==== Record set ====
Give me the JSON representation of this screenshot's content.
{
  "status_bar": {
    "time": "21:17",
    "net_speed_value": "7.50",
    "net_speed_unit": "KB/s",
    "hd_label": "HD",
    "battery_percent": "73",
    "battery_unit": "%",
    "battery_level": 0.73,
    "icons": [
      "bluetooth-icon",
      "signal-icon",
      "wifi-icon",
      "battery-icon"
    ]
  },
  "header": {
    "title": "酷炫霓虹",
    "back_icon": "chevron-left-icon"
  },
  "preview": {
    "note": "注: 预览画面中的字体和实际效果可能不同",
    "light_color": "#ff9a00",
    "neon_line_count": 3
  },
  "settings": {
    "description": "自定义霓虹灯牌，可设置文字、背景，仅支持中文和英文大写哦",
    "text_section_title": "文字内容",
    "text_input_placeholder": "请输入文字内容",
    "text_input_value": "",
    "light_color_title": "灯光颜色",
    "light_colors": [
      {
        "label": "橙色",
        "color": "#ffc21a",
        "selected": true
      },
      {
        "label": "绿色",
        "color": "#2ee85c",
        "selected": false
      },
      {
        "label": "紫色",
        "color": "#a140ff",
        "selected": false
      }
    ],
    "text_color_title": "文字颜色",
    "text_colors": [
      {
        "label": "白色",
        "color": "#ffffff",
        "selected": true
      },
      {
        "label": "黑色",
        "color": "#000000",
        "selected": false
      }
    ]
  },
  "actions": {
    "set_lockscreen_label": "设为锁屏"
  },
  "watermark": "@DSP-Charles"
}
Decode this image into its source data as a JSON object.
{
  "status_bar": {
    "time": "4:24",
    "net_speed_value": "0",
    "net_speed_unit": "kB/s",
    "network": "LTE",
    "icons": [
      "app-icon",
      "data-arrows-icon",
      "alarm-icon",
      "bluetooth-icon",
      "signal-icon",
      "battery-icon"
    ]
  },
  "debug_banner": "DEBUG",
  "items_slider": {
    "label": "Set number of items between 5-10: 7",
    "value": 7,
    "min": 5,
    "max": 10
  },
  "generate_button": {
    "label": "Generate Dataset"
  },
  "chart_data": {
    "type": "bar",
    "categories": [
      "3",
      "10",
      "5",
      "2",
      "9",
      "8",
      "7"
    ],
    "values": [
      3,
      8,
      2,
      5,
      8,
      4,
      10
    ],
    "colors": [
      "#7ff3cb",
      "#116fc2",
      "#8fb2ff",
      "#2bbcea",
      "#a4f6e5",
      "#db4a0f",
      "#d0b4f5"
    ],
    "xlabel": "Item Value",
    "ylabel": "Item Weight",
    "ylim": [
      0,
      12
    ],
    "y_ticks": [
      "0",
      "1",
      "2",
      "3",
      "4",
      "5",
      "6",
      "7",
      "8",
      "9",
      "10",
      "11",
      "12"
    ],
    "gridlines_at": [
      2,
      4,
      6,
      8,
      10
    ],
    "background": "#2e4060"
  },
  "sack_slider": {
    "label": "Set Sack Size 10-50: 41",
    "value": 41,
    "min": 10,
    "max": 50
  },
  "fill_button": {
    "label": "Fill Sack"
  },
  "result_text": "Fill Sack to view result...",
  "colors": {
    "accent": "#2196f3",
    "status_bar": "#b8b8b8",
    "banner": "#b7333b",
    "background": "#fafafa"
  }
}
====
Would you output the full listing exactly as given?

Give me the JSON representation of this screenshot's content.
{
  "status_bar": {
    "time": "21:17",
    "net_speed_value": "7.50",
    "net_speed_unit": "KB/s",
    "hd_label": "HD",
    "battery_percent": "73",
    "battery_unit": "%",
    "battery_level": 0.73,
    "icons": [
      "bluetooth-icon",
      "signal-icon",
      "wifi-icon",
      "battery-icon"
    ]
  },
  "header": {
    "title": "酷炫霓虹",
    "back_icon": "chevron-left-icon"
  },
  "preview": {
    "note": "注: 预览画面中的字体和实际效果可能不同",
    "light_color": "#ff9a00",
    "neon_line_count": 3
  },
  "settings": {
    "description": "自定义霓虹灯牌，可设置文字、背景，仅支持中文和英文大写哦",
    "text_section_title": "文字内容",
    "text_input_placeholder": "请输入文字内容",
    "text_input_value": "",
    "light_color_title": "灯光颜色",
    "light_colors": [
      {
        "label": "橙色",
        "color": "#ffc21a",
        "selected": true
      },
      {
        "label": "绿色",
        "color": "#2ee85c",
        "selected": false
      },
      {
        "label": "紫色",
        "color": "#a140ff",
        "selected": false
      }
    ],
    "text_color_title": "文字颜色",
    "text_colors": [
      {
        "label": "白色",
        "color": "#ffffff",
        "selected": true
      },
      {
        "label": "黑色",
        "color": "#000000",
        "selected": false
      }
    ]
  },
  "actions": {
    "set_lockscreen_label": "设为锁屏"
  },
  "watermark": "@DSP-Charles"
}
Decode this image into its source data as a JSON object.
{
  "status_bar": {
    "time": "4:24",
    "net_speed_value": "0",
    "net_speed_unit": "kB/s",
    "network": "LTE",
    "icons": [
      "app-icon",
      "data-arrows-icon",
      "alarm-icon",
      "bluetooth-icon",
      "signal-icon",
      "battery-icon"
    ]
  },
  "debug_banner": "DEBUG",
  "items_slider": {
    "label": "Set number of items between 5-10: 7",
    "value": 7,
    "min": 5,
    "max": 10
  },
  "generate_button": {
    "label": "Generate Dataset"
  },
  "chart_data": {
    "type": "bar",
    "categories": [
      "3",
      "10",
      "5",
      "2",
      "9",
      "8",
      "7"
    ],
    "values": [
      3,
      8,
      2,
      5,
      8,
      4,
      10
    ],
    "colors": [
      "#7ff3cb",
      "#116fc2",
      "#8fb2ff",
      "#2bbcea",
      "#a4f6e5",
      "#db4a0f",
      "#d0b4f5"
    ],
    "xlabel": "Item Value",
    "ylabel": "Item Weight",
    "ylim": [
      0,
      12
    ],
    "y_ticks": [
      "0",
      "1",
      "2",
      "3",
      "4",
      "5",
      "6",
      "7",
      "8",
      "9",
      "10",
      "11",
      "12"
    ],
    "gridlines_at": [
      2,
      4,
      6,
      8,
      10
    ],
    "background": "#2e4060"
  },
  "sack_slider": {
    "label": "Set Sack Size 10-50: 41",
    "value": 41,
    "min": 10,
    "max": 50
  },
  "fill_button": {
    "label": "Fill Sack"
  },
  "result_text": "Fill Sack to view result...",
  "colors": {
    "accent": "#2196f3",
    "status_bar": "#b8b8b8",
    "banner": "#b7333b",
    "background": "#fafafa"
  }
}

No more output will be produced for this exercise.